“The key to climate change is not in the air, it’s in the ground. As a no till farmer, I’m doing my part… If [the carbon market] grows it will enact change. Farmers will change their practices”. These were the comments of an Iowa farmer that has now commercialized $330,000 of carbon credits from conservation agriculture. The case study shows how the carbon market is causing CO2-farming to expand and advance.
The opportunity farming carbon into soils?
We recently discussed the importance of agricultural carbon sequestration on the ‘Business of Agriculture’ podcast. This is one of the largest and lowest cost carbon sinks on the planet, albeit one that is mired in policy-controversies. (link here, video below).
To summarize, the organic carbon content of agricultural soils has fallen from c4% in pre-industrial times to around 1-2% today, due to mechanized agriculture, across the world’s 3bn acres of croplands.
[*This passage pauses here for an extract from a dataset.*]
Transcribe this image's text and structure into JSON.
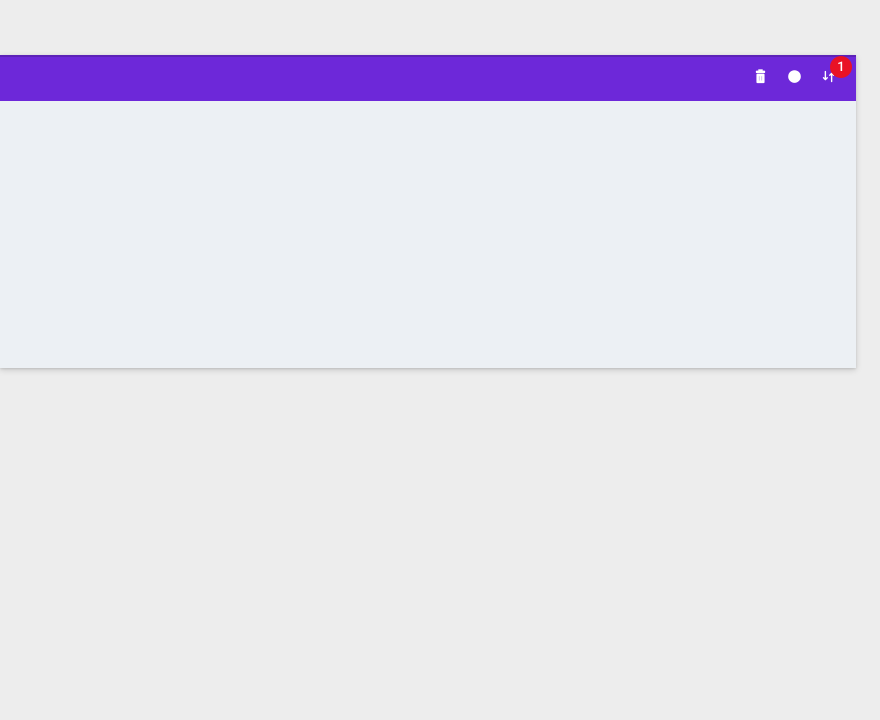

A practice called conservation agriculture restores soil carbon, through no till practices, crop rotations and cover-cropping (note below).
The economics can be transformational, increasing crop yields by 10-30%, while also cutting input costs by 50-80% (model below). Moreover, at a $35/ton CO2 price, a mid-West farmer could make more money farming carbon than farming corn.
Two side consequences are that we expect a vast uptick in activity to measure soil carbon (screen of companies below), while the global fertilizer industry could be disrupted, as some adoptees of conservation agriculture have been able to cut their fertilizer usage by 50-100% (screen also below).
Selling carbon credits from agriculture: a case study?
Another recent episode on the Business of Agriculture illustrated a detailed case study of how Conservation Agriculture is being adopted, resulting in the commercialization of carbon credits (link here, video below). Our own summary follows.
The podcast features Kelly Garrrett, a fifth-generation farmer in Iowa, whose family farms 6,300 acres, growing corn, soybeans, winter wheat and 420 beef cows. Mr Garrett states “The key to climate change is not in the air, it’s in the ground. As a no till farmer, I’m doing my part… If [the carbon market] grows it will enact change. Farmers will change their practices”. This claim may sound exaggerated, but note that all of the words soils store around 2,500bn tons of carbon, which is 3x more than the world’s atmosphere (sources and sinks data below).
Specifically, a group of carbon brokers, Nori, and an agricultural trade body, Xtreme Ag, have certified that Mr Garrett’s farm has sequestered an average of 1.15 tons of CO2 per acre per year, from 2015-2019, across 3,800 acres of the farm (For context, we estimated a lower bound of 1T of CO2 per acre per year in our own numbers into conservation agriculture).
The certification included reviewing the farm’s FSA records, crop insurance records and the use of no till, cover cropping and crop rotations. Hence, 22,000T of carbon is deemed to have been captured over this period, through conservation agriculture. These certified carbon credits are now being sold.
e-Commerce company, Shopify, the purchased 5,000 tons of the carbon credits, to offset the CO2 from their Black Friday sales in 2020, at a price of $15/ton. Additional buyers have recently bought 2,620 credits so far in 2021, but have not agreed to be named publicly. If Mr Garrett sells all 22,000 tons of carbon credits at $15/ton, that is $330,000 of income.
Supply and demand: an increasing source of carbon offsets?
A carbon price is expanding conservation agriculture. The ability to monetize carbon has led Mr Garrett to expand his focus on carbon farming. Another c3,300 acres across his farm is thus being transitioned to this carbon-restoring practice. Hence Mr Garrett plans to re-assess additional carbon capture on the farm, again through Nori, in 2022, when the additional carbon credits from 2020-22 will be sold.
A carbon price is increasing carbon absorption in soils. The ability to monetize carbon credits has also directly led Mr Garrett to explore new technologies that can sequester additional CO2 per acre. For example, Locus Ag commercializes a microbial additive called Rhizolizer Duo, which increases soil health, and thus increases both soil carbon (24% increase in root mass for corn crops) and crop yields (8-10bu/acre for corn). Acreage that sequesters 1T CO2 per acre per year can be trebled to sequester 3T CO2 per acre per year, Locus claims. More examples are featured on the Locus website
Conclusions: agriculture and the road to net zero?
Our own roadmap to ‘net zero’ assumes that restoring the carbon content of degraded agriculture soils can sequester 4bn tons of CO2 per year, at the bottom of the CO2 cost curve (below). The case study above shows the model is beginning to work in practice, and capable of snowballing.
We consider companies that can improve agricultural productivity and carbon sequestration potential to be among the non-obvious opportunities to drive the energy transition (screen below).